Web page and app entries:
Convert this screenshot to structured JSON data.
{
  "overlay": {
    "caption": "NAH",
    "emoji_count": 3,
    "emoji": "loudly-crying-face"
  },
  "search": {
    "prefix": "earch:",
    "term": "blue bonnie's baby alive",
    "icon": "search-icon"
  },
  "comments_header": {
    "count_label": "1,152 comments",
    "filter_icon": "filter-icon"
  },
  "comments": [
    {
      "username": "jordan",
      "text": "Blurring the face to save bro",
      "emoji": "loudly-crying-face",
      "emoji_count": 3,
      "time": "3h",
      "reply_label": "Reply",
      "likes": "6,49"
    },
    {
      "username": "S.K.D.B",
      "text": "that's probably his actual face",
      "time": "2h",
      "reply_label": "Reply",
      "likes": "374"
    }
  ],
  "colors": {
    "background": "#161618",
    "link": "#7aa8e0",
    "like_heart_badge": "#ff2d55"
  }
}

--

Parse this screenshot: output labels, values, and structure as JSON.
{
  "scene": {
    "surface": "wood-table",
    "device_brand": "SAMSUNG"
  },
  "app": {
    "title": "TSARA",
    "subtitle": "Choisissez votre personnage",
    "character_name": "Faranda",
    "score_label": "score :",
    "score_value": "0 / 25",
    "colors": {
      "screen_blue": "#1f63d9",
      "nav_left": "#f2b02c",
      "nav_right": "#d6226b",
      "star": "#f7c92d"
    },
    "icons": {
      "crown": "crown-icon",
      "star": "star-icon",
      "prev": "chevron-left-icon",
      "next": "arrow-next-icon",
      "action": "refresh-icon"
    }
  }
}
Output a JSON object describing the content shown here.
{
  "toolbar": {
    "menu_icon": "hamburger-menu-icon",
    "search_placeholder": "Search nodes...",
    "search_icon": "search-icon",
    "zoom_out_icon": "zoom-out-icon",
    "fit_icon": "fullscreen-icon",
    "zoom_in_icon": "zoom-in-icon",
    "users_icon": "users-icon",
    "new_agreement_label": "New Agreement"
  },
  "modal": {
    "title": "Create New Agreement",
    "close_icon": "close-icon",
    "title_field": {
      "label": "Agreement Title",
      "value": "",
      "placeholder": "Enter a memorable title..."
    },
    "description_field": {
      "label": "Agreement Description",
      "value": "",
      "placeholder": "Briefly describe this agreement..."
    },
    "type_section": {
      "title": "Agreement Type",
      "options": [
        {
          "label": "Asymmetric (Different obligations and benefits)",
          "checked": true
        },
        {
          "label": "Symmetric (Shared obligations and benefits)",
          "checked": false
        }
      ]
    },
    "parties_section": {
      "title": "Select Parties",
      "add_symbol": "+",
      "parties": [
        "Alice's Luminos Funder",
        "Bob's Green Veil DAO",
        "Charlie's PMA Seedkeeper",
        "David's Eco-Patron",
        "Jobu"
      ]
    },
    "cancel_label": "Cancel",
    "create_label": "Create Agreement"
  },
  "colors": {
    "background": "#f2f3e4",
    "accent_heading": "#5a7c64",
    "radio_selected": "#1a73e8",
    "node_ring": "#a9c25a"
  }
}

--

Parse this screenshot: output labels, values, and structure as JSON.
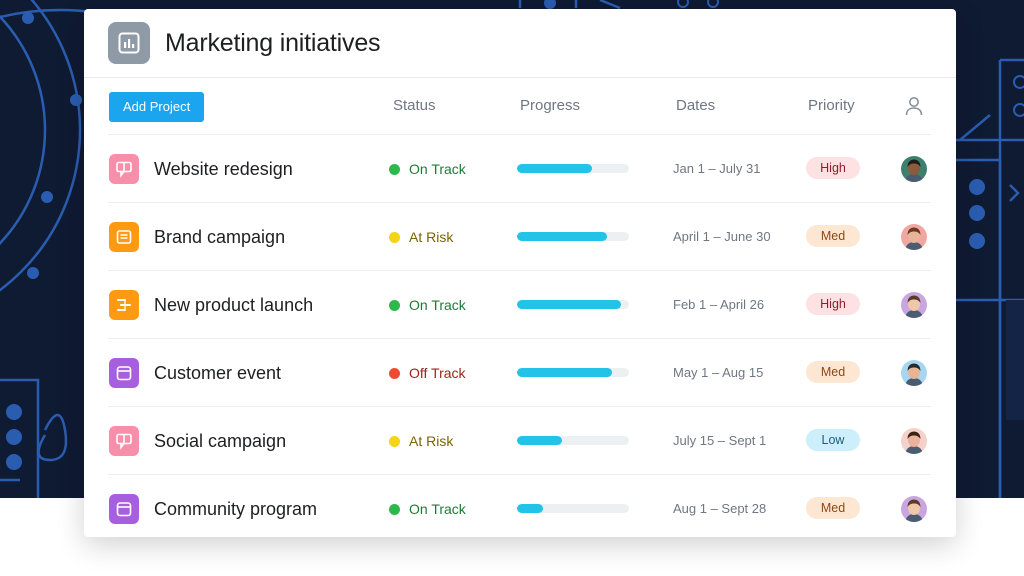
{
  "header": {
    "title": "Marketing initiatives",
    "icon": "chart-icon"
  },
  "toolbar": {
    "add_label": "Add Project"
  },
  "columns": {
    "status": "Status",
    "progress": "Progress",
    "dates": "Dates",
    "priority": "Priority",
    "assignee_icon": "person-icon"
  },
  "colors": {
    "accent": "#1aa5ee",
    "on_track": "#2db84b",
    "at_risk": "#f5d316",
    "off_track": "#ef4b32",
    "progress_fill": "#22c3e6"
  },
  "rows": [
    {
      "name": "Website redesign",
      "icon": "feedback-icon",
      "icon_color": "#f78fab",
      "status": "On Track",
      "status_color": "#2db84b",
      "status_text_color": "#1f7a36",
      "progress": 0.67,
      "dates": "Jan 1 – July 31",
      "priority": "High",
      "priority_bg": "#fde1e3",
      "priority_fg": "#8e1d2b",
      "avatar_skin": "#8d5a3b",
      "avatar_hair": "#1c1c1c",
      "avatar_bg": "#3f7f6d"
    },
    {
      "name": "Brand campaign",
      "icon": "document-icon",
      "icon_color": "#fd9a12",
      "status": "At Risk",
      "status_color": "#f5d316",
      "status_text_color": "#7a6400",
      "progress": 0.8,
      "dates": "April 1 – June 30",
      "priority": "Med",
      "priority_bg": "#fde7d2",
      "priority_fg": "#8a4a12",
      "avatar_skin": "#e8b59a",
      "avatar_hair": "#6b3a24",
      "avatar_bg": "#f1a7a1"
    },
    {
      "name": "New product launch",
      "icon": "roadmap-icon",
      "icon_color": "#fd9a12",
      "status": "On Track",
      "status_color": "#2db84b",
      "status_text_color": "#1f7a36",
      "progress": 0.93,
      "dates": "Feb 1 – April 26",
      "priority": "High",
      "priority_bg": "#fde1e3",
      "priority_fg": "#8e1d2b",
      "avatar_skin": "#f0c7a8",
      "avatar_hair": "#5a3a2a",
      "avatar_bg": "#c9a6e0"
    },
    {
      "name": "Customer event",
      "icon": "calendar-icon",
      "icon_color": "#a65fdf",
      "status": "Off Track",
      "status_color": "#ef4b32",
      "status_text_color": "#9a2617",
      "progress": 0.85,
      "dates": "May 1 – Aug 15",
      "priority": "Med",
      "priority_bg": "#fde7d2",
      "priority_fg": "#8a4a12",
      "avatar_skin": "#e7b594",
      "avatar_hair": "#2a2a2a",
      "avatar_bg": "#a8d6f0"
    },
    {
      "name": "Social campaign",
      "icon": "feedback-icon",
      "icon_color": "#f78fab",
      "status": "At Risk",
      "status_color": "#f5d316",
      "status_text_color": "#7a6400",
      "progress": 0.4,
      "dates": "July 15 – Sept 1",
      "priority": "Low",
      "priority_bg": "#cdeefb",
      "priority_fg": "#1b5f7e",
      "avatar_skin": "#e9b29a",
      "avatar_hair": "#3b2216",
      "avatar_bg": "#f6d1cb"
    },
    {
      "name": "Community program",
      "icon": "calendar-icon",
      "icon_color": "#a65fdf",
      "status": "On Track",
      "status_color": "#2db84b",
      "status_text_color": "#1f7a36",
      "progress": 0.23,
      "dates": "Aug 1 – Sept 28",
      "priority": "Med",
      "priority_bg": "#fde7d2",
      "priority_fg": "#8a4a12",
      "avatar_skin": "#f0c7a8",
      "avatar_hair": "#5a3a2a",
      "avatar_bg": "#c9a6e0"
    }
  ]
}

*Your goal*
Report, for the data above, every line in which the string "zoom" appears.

*Your response*
    "zoom_out_icon": "zoom-out-icon",
    "zoom_in_icon": "zoom-in-icon",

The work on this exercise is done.